### Try it
Each line in the entries that has the word "None" has to be copied.

** Opening Records to process block **

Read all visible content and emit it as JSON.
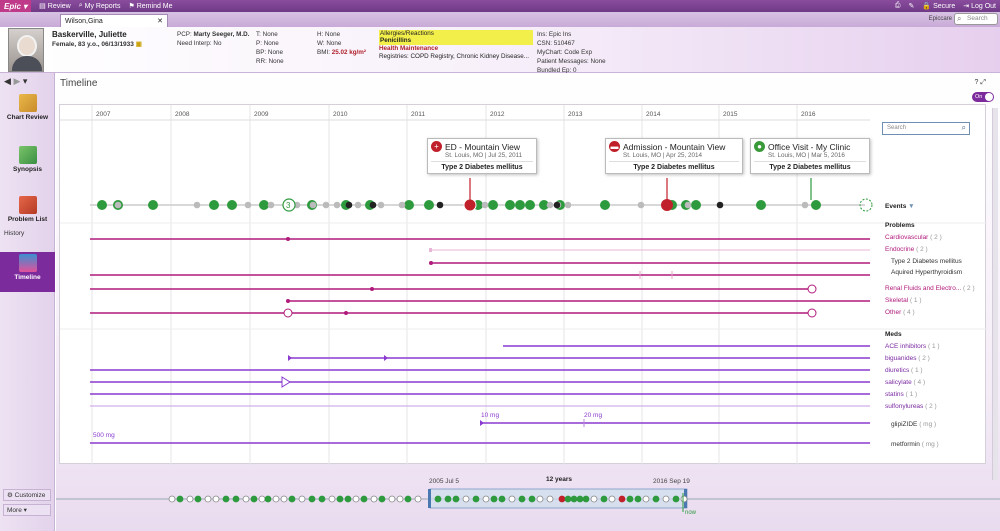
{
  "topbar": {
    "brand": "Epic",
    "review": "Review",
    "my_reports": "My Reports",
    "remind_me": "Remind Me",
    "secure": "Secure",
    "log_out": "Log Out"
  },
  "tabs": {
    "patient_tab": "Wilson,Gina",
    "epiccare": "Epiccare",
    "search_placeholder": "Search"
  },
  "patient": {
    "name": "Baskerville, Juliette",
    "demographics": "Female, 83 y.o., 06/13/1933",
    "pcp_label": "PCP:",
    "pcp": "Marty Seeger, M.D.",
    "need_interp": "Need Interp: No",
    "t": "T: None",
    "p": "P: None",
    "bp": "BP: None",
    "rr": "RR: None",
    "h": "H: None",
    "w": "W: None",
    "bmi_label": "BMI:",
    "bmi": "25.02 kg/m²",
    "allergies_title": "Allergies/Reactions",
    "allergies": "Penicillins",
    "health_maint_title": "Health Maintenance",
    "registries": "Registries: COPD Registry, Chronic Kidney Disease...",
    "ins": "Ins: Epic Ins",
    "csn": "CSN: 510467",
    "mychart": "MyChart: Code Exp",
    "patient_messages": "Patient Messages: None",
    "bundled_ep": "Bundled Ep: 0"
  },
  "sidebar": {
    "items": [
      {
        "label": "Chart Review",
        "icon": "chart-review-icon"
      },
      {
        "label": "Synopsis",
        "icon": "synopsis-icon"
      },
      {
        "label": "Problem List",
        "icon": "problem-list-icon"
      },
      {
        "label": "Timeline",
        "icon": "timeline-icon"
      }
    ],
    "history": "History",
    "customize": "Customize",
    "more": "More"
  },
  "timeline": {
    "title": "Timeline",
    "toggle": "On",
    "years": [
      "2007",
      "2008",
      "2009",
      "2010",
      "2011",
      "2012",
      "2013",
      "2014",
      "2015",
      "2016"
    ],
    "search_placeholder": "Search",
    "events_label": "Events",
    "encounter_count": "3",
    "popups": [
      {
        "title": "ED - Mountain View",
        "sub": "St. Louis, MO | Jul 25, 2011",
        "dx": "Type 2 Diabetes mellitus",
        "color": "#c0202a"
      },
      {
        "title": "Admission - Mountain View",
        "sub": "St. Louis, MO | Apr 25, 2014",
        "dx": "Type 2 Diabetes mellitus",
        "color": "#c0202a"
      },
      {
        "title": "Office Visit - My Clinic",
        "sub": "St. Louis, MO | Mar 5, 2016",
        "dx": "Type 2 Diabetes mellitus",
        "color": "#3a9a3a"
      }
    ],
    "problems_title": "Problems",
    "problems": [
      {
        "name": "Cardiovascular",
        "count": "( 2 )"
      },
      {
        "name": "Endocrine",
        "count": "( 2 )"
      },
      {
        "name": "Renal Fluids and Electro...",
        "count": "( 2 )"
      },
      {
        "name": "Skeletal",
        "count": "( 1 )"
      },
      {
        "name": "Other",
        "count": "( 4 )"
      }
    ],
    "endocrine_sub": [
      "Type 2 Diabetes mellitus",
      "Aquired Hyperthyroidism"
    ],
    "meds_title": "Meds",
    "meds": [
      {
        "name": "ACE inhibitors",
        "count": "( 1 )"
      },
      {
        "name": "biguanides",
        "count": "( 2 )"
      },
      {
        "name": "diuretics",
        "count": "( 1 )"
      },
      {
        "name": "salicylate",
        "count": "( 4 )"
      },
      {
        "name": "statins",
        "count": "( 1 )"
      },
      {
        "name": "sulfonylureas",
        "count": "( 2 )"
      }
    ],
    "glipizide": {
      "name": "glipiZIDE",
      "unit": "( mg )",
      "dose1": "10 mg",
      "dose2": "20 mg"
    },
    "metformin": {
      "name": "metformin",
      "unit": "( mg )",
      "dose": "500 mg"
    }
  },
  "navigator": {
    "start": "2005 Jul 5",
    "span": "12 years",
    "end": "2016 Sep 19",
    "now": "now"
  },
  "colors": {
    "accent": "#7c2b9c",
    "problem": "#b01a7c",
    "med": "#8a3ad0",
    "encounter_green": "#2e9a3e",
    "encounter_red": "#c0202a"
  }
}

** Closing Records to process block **
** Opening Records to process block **

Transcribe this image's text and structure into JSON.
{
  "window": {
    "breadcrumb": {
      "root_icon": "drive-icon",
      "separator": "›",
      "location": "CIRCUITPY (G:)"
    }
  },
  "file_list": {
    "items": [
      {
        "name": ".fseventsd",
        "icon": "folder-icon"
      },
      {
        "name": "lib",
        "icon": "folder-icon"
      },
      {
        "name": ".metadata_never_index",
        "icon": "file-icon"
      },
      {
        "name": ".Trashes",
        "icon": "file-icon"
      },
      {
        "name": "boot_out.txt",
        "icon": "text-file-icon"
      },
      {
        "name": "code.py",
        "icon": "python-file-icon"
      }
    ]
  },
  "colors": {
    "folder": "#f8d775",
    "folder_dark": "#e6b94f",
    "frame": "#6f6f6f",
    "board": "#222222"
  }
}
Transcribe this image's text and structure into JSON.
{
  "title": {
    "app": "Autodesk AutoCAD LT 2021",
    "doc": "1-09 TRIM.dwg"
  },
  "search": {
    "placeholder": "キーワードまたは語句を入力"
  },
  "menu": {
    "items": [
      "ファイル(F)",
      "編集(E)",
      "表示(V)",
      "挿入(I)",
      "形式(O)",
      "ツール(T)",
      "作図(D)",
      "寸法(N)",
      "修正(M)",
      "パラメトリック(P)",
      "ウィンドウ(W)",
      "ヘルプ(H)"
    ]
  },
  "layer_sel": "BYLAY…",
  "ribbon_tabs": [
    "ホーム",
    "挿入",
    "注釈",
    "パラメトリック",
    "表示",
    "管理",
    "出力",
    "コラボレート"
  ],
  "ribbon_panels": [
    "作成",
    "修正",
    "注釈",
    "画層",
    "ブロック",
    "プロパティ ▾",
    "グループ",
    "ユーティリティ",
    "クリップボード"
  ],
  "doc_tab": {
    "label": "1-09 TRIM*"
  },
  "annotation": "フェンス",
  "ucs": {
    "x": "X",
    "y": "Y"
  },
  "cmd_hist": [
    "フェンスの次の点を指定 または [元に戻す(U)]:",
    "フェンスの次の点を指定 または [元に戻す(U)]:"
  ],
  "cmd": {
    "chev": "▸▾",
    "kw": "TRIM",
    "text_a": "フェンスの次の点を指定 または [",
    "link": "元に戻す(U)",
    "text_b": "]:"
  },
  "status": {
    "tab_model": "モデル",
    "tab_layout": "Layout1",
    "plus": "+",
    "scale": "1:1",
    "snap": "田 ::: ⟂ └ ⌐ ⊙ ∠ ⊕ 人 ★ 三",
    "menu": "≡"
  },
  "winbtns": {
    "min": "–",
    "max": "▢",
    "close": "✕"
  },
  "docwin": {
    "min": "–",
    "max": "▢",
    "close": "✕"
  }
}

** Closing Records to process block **

### Written solution
    "t": "T: None",
    "p": "P: None",
    "bp": "BP: None",
    "rr": "RR: None",
    "h": "H: None",
    "w": "W: None",
    "patient_messages": "Patient Messages: None",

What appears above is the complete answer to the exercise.